(Records from a data collection)
——

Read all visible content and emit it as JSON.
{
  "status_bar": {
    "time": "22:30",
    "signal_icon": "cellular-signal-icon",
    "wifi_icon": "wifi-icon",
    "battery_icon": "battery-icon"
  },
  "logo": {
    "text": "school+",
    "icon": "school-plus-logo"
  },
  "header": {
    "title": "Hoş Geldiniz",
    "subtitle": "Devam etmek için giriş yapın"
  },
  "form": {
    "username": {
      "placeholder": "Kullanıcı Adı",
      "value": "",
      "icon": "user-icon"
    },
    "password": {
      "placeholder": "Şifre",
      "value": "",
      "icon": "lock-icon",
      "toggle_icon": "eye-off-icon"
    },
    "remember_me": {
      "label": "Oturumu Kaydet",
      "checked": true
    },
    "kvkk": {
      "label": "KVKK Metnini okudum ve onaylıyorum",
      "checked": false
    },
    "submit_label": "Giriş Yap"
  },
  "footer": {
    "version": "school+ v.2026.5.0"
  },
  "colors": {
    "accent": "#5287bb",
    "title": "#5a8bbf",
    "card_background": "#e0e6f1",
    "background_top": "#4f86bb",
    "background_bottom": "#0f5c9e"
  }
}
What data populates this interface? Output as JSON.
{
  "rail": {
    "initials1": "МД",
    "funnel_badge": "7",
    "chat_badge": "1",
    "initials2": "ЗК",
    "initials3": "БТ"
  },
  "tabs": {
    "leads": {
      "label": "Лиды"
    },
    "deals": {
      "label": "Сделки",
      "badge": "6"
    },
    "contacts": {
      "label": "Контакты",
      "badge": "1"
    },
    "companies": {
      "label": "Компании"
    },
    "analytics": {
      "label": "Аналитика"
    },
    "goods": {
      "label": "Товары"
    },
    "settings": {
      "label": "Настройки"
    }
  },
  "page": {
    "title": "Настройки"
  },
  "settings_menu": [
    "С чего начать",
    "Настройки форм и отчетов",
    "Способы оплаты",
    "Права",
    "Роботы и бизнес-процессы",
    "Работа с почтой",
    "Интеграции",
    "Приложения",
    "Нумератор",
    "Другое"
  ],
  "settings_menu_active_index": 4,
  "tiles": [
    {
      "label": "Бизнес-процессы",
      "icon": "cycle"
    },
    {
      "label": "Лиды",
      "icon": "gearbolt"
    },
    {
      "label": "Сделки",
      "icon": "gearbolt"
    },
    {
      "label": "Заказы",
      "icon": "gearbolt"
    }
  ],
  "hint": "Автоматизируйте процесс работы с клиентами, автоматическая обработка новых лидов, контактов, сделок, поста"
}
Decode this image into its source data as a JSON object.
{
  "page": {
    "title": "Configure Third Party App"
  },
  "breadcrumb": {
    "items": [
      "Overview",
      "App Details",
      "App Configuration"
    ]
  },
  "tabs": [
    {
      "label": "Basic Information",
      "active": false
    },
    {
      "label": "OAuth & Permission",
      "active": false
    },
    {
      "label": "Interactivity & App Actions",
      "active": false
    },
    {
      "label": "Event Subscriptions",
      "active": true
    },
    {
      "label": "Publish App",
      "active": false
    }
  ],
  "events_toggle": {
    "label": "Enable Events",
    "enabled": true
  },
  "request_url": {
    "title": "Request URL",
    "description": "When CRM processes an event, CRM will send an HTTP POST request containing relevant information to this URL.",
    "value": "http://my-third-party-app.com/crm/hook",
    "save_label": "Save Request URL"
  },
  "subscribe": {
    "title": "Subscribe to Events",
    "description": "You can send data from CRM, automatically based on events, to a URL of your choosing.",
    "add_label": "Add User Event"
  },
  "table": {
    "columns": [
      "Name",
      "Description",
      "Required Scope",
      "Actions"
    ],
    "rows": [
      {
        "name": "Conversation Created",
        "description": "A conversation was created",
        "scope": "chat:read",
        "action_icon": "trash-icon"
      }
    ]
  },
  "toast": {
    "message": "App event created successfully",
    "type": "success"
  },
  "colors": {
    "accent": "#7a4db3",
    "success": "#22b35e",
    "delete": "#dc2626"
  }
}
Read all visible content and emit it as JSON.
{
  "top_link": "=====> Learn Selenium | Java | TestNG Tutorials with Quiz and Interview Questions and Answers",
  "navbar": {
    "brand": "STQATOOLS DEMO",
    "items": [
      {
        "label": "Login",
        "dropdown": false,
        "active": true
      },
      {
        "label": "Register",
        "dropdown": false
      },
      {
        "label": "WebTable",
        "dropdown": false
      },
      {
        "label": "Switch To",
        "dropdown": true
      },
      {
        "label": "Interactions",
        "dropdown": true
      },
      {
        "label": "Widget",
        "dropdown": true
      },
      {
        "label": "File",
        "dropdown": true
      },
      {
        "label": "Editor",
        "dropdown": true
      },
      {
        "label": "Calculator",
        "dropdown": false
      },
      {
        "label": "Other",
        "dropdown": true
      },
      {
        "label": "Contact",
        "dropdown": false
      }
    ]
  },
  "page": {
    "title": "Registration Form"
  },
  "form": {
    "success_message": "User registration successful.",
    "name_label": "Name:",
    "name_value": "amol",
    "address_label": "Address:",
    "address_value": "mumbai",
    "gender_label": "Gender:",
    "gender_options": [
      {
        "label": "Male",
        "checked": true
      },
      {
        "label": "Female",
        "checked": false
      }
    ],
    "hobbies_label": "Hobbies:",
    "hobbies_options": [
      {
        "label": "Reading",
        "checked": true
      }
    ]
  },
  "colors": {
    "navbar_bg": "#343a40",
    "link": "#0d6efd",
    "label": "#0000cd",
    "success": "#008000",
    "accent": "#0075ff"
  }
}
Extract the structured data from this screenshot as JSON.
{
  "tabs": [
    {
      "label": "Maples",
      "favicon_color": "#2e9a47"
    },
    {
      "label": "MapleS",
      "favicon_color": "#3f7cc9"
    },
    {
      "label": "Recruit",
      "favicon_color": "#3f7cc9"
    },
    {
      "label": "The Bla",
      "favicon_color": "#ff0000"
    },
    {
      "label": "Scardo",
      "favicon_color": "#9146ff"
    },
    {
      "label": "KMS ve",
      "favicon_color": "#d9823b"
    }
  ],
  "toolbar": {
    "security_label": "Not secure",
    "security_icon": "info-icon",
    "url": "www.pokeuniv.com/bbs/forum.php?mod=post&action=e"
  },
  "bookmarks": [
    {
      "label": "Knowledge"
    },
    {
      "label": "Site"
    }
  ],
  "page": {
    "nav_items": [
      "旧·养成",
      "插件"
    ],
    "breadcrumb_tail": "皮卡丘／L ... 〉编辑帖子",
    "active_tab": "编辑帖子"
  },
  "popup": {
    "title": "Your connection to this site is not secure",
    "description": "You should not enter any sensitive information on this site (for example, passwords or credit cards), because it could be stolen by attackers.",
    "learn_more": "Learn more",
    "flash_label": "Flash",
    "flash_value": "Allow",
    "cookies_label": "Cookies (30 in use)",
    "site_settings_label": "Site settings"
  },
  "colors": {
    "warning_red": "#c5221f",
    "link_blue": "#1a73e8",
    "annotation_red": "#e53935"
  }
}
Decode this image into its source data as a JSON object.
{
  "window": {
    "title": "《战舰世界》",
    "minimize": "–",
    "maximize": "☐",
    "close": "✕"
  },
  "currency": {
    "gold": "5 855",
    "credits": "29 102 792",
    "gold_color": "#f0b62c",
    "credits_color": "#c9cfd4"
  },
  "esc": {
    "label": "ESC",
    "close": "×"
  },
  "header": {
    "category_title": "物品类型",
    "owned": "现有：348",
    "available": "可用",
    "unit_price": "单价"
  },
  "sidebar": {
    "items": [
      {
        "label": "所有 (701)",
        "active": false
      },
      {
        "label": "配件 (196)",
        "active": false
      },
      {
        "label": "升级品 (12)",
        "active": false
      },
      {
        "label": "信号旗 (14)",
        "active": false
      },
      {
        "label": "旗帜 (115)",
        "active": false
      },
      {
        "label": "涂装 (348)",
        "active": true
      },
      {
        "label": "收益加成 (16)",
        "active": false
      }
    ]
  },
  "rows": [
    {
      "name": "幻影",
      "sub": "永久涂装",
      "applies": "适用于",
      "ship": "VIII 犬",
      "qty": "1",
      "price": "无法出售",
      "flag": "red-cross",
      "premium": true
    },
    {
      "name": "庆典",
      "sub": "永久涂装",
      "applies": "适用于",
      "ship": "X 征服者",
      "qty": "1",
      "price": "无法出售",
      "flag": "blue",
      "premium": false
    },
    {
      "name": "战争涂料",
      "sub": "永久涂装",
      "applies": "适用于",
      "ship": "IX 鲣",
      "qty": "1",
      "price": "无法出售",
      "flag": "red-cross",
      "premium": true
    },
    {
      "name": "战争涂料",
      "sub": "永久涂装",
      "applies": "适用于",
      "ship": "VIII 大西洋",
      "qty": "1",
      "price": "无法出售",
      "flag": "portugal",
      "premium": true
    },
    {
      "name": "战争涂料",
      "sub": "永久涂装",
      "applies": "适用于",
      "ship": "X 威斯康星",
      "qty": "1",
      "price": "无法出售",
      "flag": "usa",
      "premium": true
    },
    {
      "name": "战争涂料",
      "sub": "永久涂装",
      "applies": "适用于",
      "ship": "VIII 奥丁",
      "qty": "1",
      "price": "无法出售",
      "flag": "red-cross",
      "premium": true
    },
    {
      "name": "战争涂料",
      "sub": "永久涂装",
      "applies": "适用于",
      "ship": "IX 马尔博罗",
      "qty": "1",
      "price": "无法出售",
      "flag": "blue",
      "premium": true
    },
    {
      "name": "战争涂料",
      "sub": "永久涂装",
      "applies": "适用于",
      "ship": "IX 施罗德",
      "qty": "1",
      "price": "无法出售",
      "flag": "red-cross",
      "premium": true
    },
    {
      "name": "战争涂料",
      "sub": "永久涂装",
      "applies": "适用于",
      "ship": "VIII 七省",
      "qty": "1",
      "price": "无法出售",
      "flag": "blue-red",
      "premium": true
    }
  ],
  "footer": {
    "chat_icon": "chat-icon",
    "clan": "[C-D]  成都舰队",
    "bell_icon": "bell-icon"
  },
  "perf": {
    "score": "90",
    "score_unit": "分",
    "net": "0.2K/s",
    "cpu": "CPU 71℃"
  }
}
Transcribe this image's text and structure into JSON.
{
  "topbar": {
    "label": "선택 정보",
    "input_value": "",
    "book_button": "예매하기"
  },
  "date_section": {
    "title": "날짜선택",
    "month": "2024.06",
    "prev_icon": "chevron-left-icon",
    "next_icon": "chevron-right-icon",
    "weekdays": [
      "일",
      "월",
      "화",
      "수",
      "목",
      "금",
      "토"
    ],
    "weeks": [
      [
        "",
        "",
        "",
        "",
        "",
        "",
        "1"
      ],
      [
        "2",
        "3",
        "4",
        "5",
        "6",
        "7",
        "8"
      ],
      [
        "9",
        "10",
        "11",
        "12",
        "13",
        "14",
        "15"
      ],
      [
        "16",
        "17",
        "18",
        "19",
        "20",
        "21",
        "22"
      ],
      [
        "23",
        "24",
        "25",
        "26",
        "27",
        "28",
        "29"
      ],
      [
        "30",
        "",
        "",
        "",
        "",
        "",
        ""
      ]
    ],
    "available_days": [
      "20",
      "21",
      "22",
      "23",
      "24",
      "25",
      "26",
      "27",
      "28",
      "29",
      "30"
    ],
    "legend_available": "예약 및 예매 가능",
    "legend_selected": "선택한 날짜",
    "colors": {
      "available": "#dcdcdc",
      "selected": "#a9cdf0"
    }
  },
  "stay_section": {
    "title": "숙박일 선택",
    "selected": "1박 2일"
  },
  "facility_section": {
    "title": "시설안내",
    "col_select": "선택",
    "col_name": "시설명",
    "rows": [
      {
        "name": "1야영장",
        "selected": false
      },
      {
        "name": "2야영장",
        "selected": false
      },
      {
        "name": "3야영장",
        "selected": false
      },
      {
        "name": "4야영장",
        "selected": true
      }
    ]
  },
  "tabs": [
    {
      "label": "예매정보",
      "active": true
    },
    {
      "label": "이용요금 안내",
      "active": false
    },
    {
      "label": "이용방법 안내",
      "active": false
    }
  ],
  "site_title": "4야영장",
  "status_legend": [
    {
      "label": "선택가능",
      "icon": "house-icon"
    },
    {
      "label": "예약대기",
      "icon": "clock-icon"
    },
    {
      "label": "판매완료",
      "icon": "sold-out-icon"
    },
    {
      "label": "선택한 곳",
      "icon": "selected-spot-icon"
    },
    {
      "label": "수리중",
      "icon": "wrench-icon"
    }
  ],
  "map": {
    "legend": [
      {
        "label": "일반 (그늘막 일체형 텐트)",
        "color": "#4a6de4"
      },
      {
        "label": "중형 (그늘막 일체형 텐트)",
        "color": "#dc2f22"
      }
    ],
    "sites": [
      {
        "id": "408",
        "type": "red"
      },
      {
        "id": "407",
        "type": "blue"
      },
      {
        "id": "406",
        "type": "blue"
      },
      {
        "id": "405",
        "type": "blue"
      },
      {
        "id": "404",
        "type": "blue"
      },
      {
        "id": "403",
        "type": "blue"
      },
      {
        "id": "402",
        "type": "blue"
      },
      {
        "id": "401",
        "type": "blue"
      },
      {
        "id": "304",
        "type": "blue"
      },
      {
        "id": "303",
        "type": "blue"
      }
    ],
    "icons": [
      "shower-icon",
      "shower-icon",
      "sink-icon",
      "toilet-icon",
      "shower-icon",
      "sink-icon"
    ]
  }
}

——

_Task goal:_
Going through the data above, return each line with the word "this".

_Your response:_
What data populates this interface? Output as JSON.
Decode this image into its source data as a JSON object.
    "description": "When CRM processes an event, CRM will send an HTTP POST request containing relevant information to this URL.",
Extract the structured data from this screenshot as JSON.
    "title": "Your connection to this site is not secure",
    "description": "You should not enter any sensitive information on this site (for example, passwords or credit cards), because it could be stolen by attackers.",
Decode this image into its source data as a JSON object.
Transcribe this image's text and structure into JSON.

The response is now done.